* **WORK INSTRUCTION**: Report all lines of the records that contain "score".

Interface dataset entries
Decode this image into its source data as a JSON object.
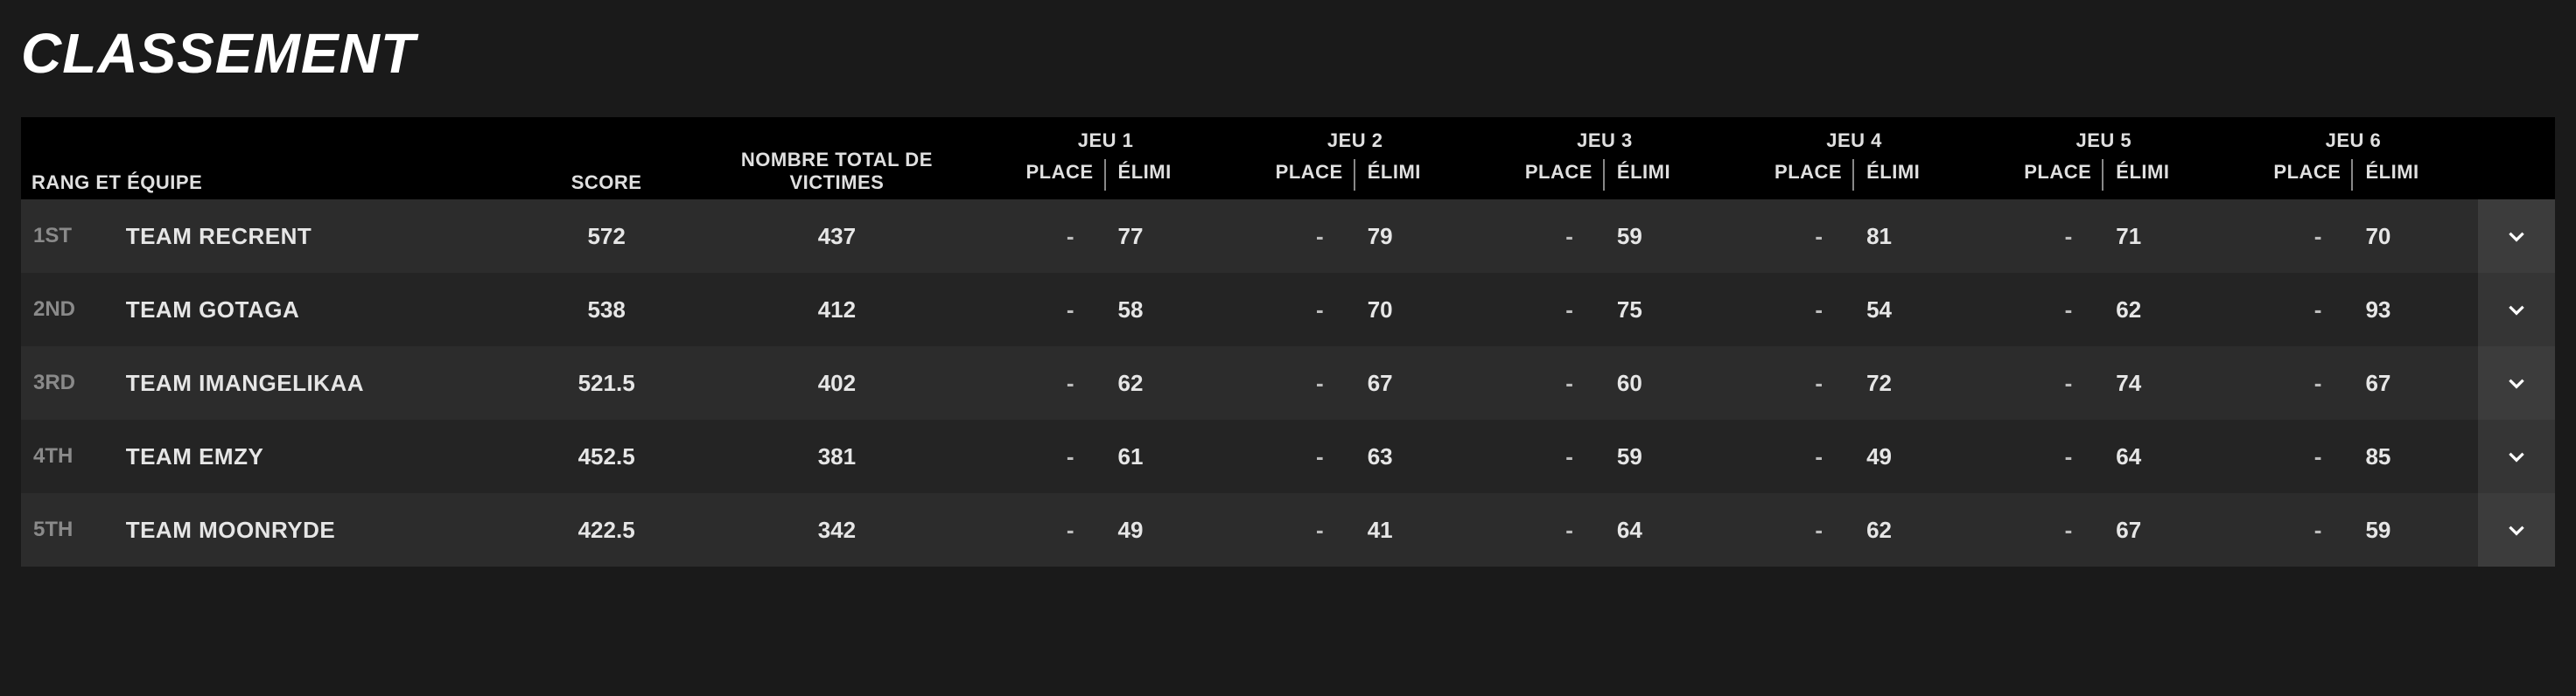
{
  "title": "CLASSEMENT",
  "headers": {
    "rank_team": "RANG ET ÉQUIPE",
    "score": "SCORE",
    "kills": "NOMBRE TOTAL DE VICTIMES",
    "place": "PLACE",
    "elimi": "ÉLIMI",
    "games": [
      "JEU 1",
      "JEU 2",
      "JEU 3",
      "JEU 4",
      "JEU 5",
      "JEU 6"
    ]
  },
  "rows": [
    {
      "rank": "1ST",
      "team": "TEAM RECRENT",
      "score": "572",
      "kills": "437",
      "games": [
        {
          "place": "-",
          "elimi": "77"
        },
        {
          "place": "-",
          "elimi": "79"
        },
        {
          "place": "-",
          "elimi": "59"
        },
        {
          "place": "-",
          "elimi": "81"
        },
        {
          "place": "-",
          "elimi": "71"
        },
        {
          "place": "-",
          "elimi": "70"
        }
      ]
    },
    {
      "rank": "2ND",
      "team": "TEAM GOTAGA",
      "score": "538",
      "kills": "412",
      "games": [
        {
          "place": "-",
          "elimi": "58"
        },
        {
          "place": "-",
          "elimi": "70"
        },
        {
          "place": "-",
          "elimi": "75"
        },
        {
          "place": "-",
          "elimi": "54"
        },
        {
          "place": "-",
          "elimi": "62"
        },
        {
          "place": "-",
          "elimi": "93"
        }
      ]
    },
    {
      "rank": "3RD",
      "team": "TEAM IMANGELIKAA",
      "score": "521.5",
      "kills": "402",
      "games": [
        {
          "place": "-",
          "elimi": "62"
        },
        {
          "place": "-",
          "elimi": "67"
        },
        {
          "place": "-",
          "elimi": "60"
        },
        {
          "place": "-",
          "elimi": "72"
        },
        {
          "place": "-",
          "elimi": "74"
        },
        {
          "place": "-",
          "elimi": "67"
        }
      ]
    },
    {
      "rank": "4TH",
      "team": "TEAM EMZY",
      "score": "452.5",
      "kills": "381",
      "games": [
        {
          "place": "-",
          "elimi": "61"
        },
        {
          "place": "-",
          "elimi": "63"
        },
        {
          "place": "-",
          "elimi": "59"
        },
        {
          "place": "-",
          "elimi": "49"
        },
        {
          "place": "-",
          "elimi": "64"
        },
        {
          "place": "-",
          "elimi": "85"
        }
      ]
    },
    {
      "rank": "5TH",
      "team": "TEAM MOONRYDE",
      "score": "422.5",
      "kills": "342",
      "games": [
        {
          "place": "-",
          "elimi": "49"
        },
        {
          "place": "-",
          "elimi": "41"
        },
        {
          "place": "-",
          "elimi": "64"
        },
        {
          "place": "-",
          "elimi": "62"
        },
        {
          "place": "-",
          "elimi": "67"
        },
        {
          "place": "-",
          "elimi": "59"
        }
      ]
    }
  ]
}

* **ANSWER SECTION**:
    "score": "SCORE",
      "score": "572",
      "score": "538",
      "score": "521.5",
      "score": "452.5",
      "score": "422.5",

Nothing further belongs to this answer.